Task directions: In your copy, each line below is repeated exactly and no image appears.

Data provided:
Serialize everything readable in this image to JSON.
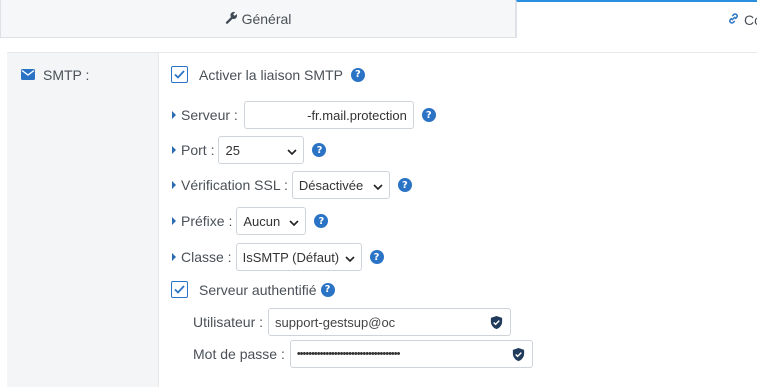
{
  "tabs": {
    "general": {
      "label": "Général",
      "icon": "wrench-icon"
    },
    "connector": {
      "label": "Co",
      "icon": "link-icon"
    }
  },
  "section": {
    "title": "SMTP :",
    "icon": "envelope-icon"
  },
  "smtp": {
    "enable_label": "Activer la liaison SMTP",
    "enable_checked": true,
    "server_label": "Serveur :",
    "server_value": "-fr.mail.protection",
    "port_label": "Port :",
    "port_value": "25",
    "ssl_label": "Vérification SSL :",
    "ssl_value": "Désactivée",
    "prefix_label": "Préfixe :",
    "prefix_value": "Aucun",
    "class_label": "Classe :",
    "class_value": "IsSMTP (Défaut)",
    "auth_label": "Serveur authentifié",
    "auth_checked": true,
    "user_label": "Utilisateur :",
    "user_value": "support-gestsup@oc",
    "pass_label": "Mot de passe :",
    "pass_value": "••••••••••••••••••••••••••••••••••••"
  },
  "colors": {
    "accent": "#2b73c4",
    "tab_active_border": "#2b8fe0"
  }
}
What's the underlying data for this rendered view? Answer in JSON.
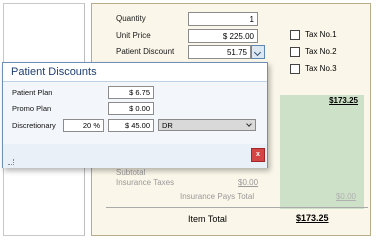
{
  "main": {
    "quantity": {
      "label": "Quantity",
      "value": "1"
    },
    "unit_price": {
      "label": "Unit Price",
      "value": "$ 225.00"
    },
    "patient_discount": {
      "label": "Patient Discount",
      "value": "51.75"
    },
    "taxes": [
      {
        "label": "Tax No.1"
      },
      {
        "label": "Tax No.2"
      },
      {
        "label": "Tax No.3"
      }
    ],
    "partial_value": "$173.25",
    "subtotal_label": "Subtotal",
    "insurance_taxes_label": "Insurance Taxes",
    "insurance_taxes_value": "$0.00",
    "insurance_pays_total_label": "Insurance Pays Total",
    "insurance_pays_total_value": "$0.00",
    "item_total_label": "Item Total",
    "item_total_value": "$173.25"
  },
  "popup": {
    "title": "Patient Discounts",
    "patient_plan": {
      "label": "Patient Plan",
      "value": "$ 6.75"
    },
    "promo_plan": {
      "label": "Promo Plan",
      "value": "$ 0.00"
    },
    "discretionary": {
      "label": "Discretionary",
      "percent": "20 %",
      "amount": "$ 45.00",
      "reason_selected": "DR"
    },
    "close_glyph": "x"
  },
  "colors": {
    "popup_title": "#1f3f73",
    "green_column": "#cde1c8",
    "close_button": "#d64545"
  }
}
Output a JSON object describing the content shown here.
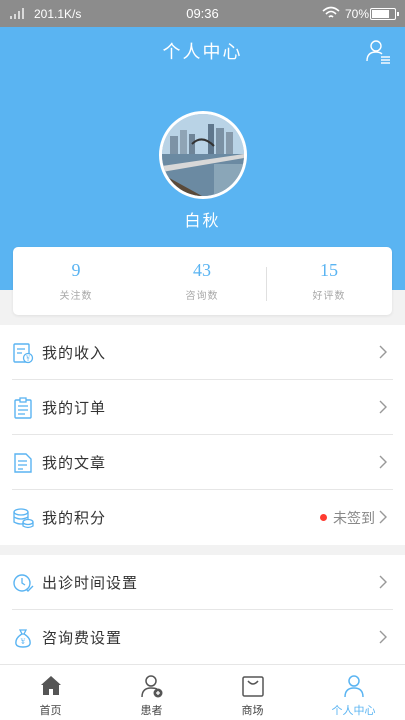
{
  "status_bar": {
    "speed": "201.1K/s",
    "time": "09:36",
    "battery_pct": "70%",
    "battery_level": 0.7
  },
  "header": {
    "title": "个人中心",
    "user_menu_icon": "user-list-icon"
  },
  "profile": {
    "name": "白秋",
    "avatar": "city-bridge-photo"
  },
  "stats": [
    {
      "value": "9",
      "label": "关注数"
    },
    {
      "value": "43",
      "label": "咨询数"
    },
    {
      "value": "15",
      "label": "好评数"
    }
  ],
  "menu_group_1": [
    {
      "label": "我的收入",
      "icon": "income-document-icon"
    },
    {
      "label": "我的订单",
      "icon": "order-clipboard-icon"
    },
    {
      "label": "我的文章",
      "icon": "article-icon"
    },
    {
      "label": "我的积分",
      "icon": "points-coins-icon",
      "status": "未签到"
    }
  ],
  "menu_group_2": [
    {
      "label": "出诊时间设置",
      "icon": "clock-check-icon"
    },
    {
      "label": "咨询费设置",
      "icon": "money-bag-icon"
    }
  ],
  "tabs": [
    {
      "label": "首页",
      "icon": "home-icon",
      "active": false
    },
    {
      "label": "患者",
      "icon": "patient-icon",
      "active": false
    },
    {
      "label": "商场",
      "icon": "shopping-bag-icon",
      "active": false
    },
    {
      "label": "个人中心",
      "icon": "person-icon",
      "active": true
    }
  ],
  "colors": {
    "accent": "#5ab4f2",
    "status_bar": "#8c8c8c",
    "badge": "#ff3b30",
    "background": "#f2f2f2"
  }
}
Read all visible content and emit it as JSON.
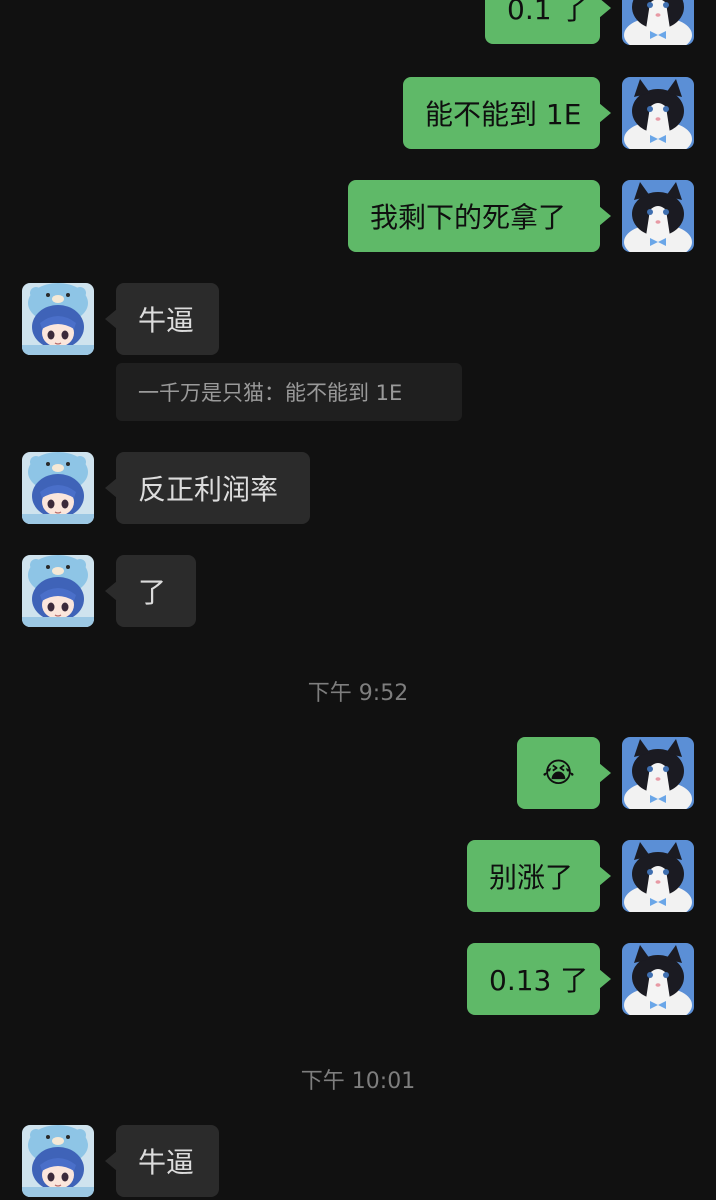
{
  "messages": {
    "m1": {
      "text": "0.1 了"
    },
    "m2": {
      "text": "能不能到 1E"
    },
    "m3": {
      "text": "我剩下的死拿了"
    },
    "m4": {
      "text": "牛逼"
    },
    "m4_quote": {
      "text": "一千万是只猫：能不能到 1E"
    },
    "m5": {
      "text": "反正利润率"
    },
    "m6": {
      "text": "了"
    },
    "m7": {
      "text": "😭"
    },
    "m8": {
      "text": "别涨了"
    },
    "m9": {
      "text": "0.13 了"
    },
    "m10": {
      "text": "牛逼"
    }
  },
  "timestamps": {
    "t1": "下午 9:52",
    "t2": "下午 10:01"
  },
  "colors": {
    "background": "#111111",
    "sent_bubble": "#5fb968",
    "received_bubble": "#2b2b2b"
  }
}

Written solution:
Serialize everything readable in this image to JSON.
{
  "tabs": {
    "general": {
      "label": "Général",
      "icon": "wrench-icon"
    },
    "connector": {
      "label": "Co",
      "icon": "link-icon"
    }
  },
  "section": {
    "title": "SMTP :",
    "icon": "envelope-icon"
  },
  "smtp": {
    "enable_label": "Activer la liaison SMTP",
    "enable_checked": true,
    "server_label": "Serveur :",
    "server_value": "-fr.mail.protection",
    "port_label": "Port :",
    "port_value": "25",
    "ssl_label": "Vérification SSL :",
    "ssl_value": "Désactivée",
    "prefix_label": "Préfixe :",
    "prefix_value": "Aucun",
    "class_label": "Classe :",
    "class_value": "IsSMTP (Défaut)",
    "auth_label": "Serveur authentifié",
    "auth_checked": true,
    "user_label": "Utilisateur :",
    "user_value": "support-gestsup@oc",
    "pass_label": "Mot de passe :",
    "pass_value": "••••••••••••••••••••••••••••••••••••"
  },
  "colors": {
    "accent": "#2b73c4",
    "tab_active_border": "#2b8fe0"
  }
}
What's the underlying data for this rendered view? Answer in JSON.
{
  "main": {
    "quantity": {
      "label": "Quantity",
      "value": "1"
    },
    "unit_price": {
      "label": "Unit Price",
      "value": "$ 225.00"
    },
    "patient_discount": {
      "label": "Patient Discount",
      "value": "51.75"
    },
    "taxes": [
      {
        "label": "Tax No.1"
      },
      {
        "label": "Tax No.2"
      },
      {
        "label": "Tax No.3"
      }
    ],
    "partial_value": "$173.25",
    "subtotal_label": "Subtotal",
    "insurance_taxes_label": "Insurance Taxes",
    "insurance_taxes_value": "$0.00",
    "insurance_pays_total_label": "Insurance Pays Total",
    "insurance_pays_total_value": "$0.00",
    "item_total_label": "Item Total",
    "item_total_value": "$173.25"
  },
  "popup": {
    "title": "Patient Discounts",
    "patient_plan": {
      "label": "Patient Plan",
      "value": "$ 6.75"
    },
    "promo_plan": {
      "label": "Promo Plan",
      "value": "$ 0.00"
    },
    "discretionary": {
      "label": "Discretionary",
      "percent": "20 %",
      "amount": "$ 45.00",
      "reason_selected": "DR"
    },
    "close_glyph": "x"
  },
  "colors": {
    "popup_title": "#1f3f73",
    "green_column": "#cde1c8",
    "close_button": "#d64545"
  }
}
Output a JSON object describing the content shown here.
{
  "status_bar": {
    "speed": "201.1K/s",
    "time": "09:36",
    "battery_pct": "70%",
    "battery_level": 0.7
  },
  "header": {
    "title": "个人中心",
    "user_menu_icon": "user-list-icon"
  },
  "profile": {
    "name": "白秋",
    "avatar": "city-bridge-photo"
  },
  "stats": [
    {
      "value": "9",
      "label": "关注数"
    },
    {
      "value": "43",
      "label": "咨询数"
    },
    {
      "value": "15",
      "label": "好评数"
    }
  ],
  "menu_group_1": [
    {
      "label": "我的收入",
      "icon": "income-document-icon"
    },
    {
      "label": "我的订单",
      "icon": "order-clipboard-icon"
    },
    {
      "label": "我的文章",
      "icon": "article-icon"
    },
    {
      "label": "我的积分",
      "icon": "points-coins-icon",
      "status": "未签到"
    }
  ],
  "menu_group_2": [
    {
      "label": "出诊时间设置",
      "icon": "clock-check-icon"
    },
    {
      "label": "咨询费设置",
      "icon": "money-bag-icon"
    }
  ],
  "tabs": [
    {
      "label": "首页",
      "icon": "home-icon",
      "active": false
    },
    {
      "label": "患者",
      "icon": "patient-icon",
      "active": false
    },
    {
      "label": "商场",
      "icon": "shopping-bag-icon",
      "active": false
    },
    {
      "label": "个人中心",
      "icon": "person-icon",
      "active": true
    }
  ],
  "colors": {
    "accent": "#5ab4f2",
    "status_bar": "#8c8c8c",
    "badge": "#ff3b30",
    "background": "#f2f2f2"
  }
}
Read all visible content and emit it as JSON.
{
  "messages": {
    "m1": {
      "text": "0.1 了"
    },
    "m2": {
      "text": "能不能到 1E"
    },
    "m3": {
      "text": "我剩下的死拿了"
    },
    "m4": {
      "text": "牛逼"
    },
    "m4_quote": {
      "text": "一千万是只猫：能不能到 1E"
    },
    "m5": {
      "text": "反正利润率"
    },
    "m6": {
      "text": "了"
    },
    "m7": {
      "text": "😭"
    },
    "m8": {
      "text": "别涨了"
    },
    "m9": {
      "text": "0.13 了"
    },
    "m10": {
      "text": "牛逼"
    }
  },
  "timestamps": {
    "t1": "下午 9:52",
    "t2": "下午 10:01"
  },
  "colors": {
    "background": "#111111",
    "sent_bubble": "#5fb968",
    "received_bubble": "#2b2b2b"
  }
}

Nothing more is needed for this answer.